Instructions to follow
Which lines below include the string "text"? Please show each one.

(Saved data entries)
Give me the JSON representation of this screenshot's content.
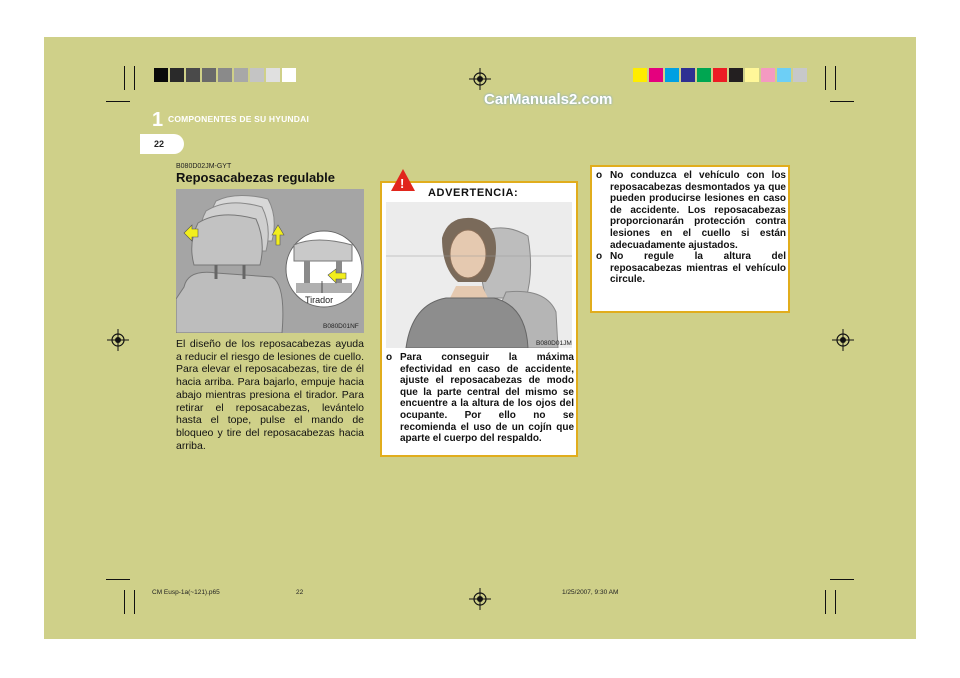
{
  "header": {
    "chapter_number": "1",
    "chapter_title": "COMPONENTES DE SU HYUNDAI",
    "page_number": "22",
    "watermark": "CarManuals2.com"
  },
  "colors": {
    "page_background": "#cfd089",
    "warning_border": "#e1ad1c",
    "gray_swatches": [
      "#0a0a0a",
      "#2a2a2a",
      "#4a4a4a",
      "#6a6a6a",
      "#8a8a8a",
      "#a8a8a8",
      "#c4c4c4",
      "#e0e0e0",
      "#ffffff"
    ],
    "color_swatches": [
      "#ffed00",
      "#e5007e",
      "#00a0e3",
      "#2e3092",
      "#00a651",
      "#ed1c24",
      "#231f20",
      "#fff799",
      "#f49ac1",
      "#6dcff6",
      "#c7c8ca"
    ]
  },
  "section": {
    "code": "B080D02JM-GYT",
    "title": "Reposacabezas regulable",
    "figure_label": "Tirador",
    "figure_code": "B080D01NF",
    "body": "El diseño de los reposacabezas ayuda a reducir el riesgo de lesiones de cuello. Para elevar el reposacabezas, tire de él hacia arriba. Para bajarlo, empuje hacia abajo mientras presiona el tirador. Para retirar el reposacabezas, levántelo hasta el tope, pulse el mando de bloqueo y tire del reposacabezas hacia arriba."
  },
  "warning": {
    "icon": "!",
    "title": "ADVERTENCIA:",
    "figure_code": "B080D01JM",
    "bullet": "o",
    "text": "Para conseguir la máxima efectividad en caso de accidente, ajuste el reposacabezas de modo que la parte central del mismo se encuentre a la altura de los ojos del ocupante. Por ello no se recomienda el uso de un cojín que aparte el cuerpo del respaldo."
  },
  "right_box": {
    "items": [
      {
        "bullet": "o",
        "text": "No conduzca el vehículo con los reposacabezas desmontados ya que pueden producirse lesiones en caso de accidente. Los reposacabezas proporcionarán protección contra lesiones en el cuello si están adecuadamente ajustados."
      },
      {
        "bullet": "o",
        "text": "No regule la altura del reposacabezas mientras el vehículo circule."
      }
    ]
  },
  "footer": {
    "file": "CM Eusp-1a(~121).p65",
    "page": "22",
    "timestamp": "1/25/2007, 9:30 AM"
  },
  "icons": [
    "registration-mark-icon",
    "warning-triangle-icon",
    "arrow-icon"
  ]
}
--
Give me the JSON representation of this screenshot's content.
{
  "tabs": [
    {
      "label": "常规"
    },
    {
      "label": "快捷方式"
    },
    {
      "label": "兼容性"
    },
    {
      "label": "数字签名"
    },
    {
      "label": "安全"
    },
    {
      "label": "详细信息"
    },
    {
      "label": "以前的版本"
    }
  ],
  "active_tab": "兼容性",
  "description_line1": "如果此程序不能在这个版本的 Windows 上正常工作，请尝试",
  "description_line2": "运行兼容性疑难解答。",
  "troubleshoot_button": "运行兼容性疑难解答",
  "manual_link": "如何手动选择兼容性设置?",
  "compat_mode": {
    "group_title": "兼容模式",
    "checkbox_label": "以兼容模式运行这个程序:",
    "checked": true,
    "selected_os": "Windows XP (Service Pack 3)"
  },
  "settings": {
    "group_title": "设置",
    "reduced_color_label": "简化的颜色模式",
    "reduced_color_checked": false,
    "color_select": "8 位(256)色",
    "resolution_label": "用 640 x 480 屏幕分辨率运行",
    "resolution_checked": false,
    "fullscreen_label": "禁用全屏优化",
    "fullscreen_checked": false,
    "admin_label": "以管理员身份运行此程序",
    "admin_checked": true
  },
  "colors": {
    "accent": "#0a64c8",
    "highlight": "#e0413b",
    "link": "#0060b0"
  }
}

Result
    "text": "Para conseguir la máxima efectividad en caso de accidente, ajuste el reposacabezas de modo que la parte central del mismo se encuentre a la altura de los ojos del ocupante. Por ello no se recomienda el uso de un cojín que aparte el cuerpo del respaldo."
        "text": "No conduzca el vehículo con los reposacabezas desmontados ya que pueden producirse lesiones en caso de accidente. Los reposacabezas proporcionarán protección contra lesiones en el cuello si están adecuadamente ajustados."
        "text": "No regule la altura del reposacabezas mientras el vehículo circule."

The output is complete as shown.